[Records from a collection]
*** Block opens ***

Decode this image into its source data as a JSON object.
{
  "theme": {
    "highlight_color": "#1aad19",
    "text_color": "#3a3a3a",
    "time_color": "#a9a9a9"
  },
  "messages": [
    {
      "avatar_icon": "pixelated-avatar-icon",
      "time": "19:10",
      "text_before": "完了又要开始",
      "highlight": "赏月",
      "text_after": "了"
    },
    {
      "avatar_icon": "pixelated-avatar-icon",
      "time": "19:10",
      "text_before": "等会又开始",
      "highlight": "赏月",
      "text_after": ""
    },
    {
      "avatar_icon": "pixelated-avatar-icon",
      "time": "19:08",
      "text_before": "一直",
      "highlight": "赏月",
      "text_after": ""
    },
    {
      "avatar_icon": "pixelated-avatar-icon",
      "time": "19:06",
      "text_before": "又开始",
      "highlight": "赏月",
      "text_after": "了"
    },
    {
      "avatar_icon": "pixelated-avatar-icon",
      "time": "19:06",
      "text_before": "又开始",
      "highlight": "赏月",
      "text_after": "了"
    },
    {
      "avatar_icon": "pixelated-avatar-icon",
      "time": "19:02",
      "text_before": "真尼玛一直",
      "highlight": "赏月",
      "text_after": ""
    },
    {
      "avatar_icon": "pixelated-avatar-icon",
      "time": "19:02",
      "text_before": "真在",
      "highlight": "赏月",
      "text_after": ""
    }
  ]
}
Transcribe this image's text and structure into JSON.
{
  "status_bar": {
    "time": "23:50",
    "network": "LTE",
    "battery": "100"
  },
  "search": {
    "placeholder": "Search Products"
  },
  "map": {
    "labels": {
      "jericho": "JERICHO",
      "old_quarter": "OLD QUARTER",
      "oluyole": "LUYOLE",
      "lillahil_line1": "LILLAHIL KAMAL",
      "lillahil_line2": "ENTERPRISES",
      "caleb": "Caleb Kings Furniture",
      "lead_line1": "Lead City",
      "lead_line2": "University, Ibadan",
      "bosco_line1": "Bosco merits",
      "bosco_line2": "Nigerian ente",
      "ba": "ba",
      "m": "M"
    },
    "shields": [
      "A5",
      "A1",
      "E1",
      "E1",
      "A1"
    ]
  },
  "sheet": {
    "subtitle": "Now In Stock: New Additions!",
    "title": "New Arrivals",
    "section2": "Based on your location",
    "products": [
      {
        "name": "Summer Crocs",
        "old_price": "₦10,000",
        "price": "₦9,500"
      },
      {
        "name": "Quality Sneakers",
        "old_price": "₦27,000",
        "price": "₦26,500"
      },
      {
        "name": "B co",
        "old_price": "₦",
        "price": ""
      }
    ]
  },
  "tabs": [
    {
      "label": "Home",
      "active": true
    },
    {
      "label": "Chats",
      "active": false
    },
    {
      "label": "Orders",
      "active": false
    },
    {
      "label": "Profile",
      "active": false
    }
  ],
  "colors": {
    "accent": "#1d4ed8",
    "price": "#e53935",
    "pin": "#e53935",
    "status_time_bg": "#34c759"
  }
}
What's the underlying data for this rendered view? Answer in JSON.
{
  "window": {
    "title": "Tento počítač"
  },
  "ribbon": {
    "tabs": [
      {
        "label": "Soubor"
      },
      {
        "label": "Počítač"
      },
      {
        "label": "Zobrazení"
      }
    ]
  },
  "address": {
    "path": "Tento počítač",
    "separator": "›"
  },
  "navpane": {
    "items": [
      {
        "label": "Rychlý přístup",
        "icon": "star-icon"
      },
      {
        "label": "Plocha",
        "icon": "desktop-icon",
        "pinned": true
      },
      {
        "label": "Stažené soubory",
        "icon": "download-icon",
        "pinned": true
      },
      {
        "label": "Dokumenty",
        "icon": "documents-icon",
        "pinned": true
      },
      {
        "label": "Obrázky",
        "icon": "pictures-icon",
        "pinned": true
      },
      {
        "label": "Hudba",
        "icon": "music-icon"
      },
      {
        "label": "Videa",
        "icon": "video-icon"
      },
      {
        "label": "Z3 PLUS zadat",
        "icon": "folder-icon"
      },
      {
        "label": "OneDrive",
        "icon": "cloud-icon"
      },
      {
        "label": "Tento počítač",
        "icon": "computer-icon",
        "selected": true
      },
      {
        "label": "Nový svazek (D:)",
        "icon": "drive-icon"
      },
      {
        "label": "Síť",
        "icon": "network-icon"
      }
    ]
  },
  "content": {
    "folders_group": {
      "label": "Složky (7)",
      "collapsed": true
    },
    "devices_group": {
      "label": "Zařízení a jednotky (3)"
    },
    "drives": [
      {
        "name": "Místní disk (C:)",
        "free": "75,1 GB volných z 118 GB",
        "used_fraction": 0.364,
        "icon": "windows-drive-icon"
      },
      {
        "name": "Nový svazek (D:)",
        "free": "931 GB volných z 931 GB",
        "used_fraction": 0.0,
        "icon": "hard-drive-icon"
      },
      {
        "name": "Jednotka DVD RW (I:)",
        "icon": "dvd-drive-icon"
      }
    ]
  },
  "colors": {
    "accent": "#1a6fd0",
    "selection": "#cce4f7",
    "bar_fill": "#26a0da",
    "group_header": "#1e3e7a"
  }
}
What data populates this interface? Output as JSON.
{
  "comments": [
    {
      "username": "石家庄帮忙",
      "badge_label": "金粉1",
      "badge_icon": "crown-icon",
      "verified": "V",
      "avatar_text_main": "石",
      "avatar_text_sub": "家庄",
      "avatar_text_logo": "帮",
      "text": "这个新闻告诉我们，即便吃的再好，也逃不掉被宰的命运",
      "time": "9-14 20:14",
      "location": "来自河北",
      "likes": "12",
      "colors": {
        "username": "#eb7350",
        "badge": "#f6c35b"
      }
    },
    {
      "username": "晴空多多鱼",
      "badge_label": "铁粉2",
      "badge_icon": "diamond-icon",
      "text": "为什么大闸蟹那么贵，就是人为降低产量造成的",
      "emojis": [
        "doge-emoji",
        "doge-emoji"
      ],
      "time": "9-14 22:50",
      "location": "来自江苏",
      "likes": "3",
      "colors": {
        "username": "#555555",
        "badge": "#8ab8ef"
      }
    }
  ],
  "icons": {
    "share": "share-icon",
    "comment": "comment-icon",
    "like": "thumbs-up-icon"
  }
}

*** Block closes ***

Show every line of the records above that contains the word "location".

    "section2": "Based on your location",
      "location": "来自河北",
      "location": "来自江苏",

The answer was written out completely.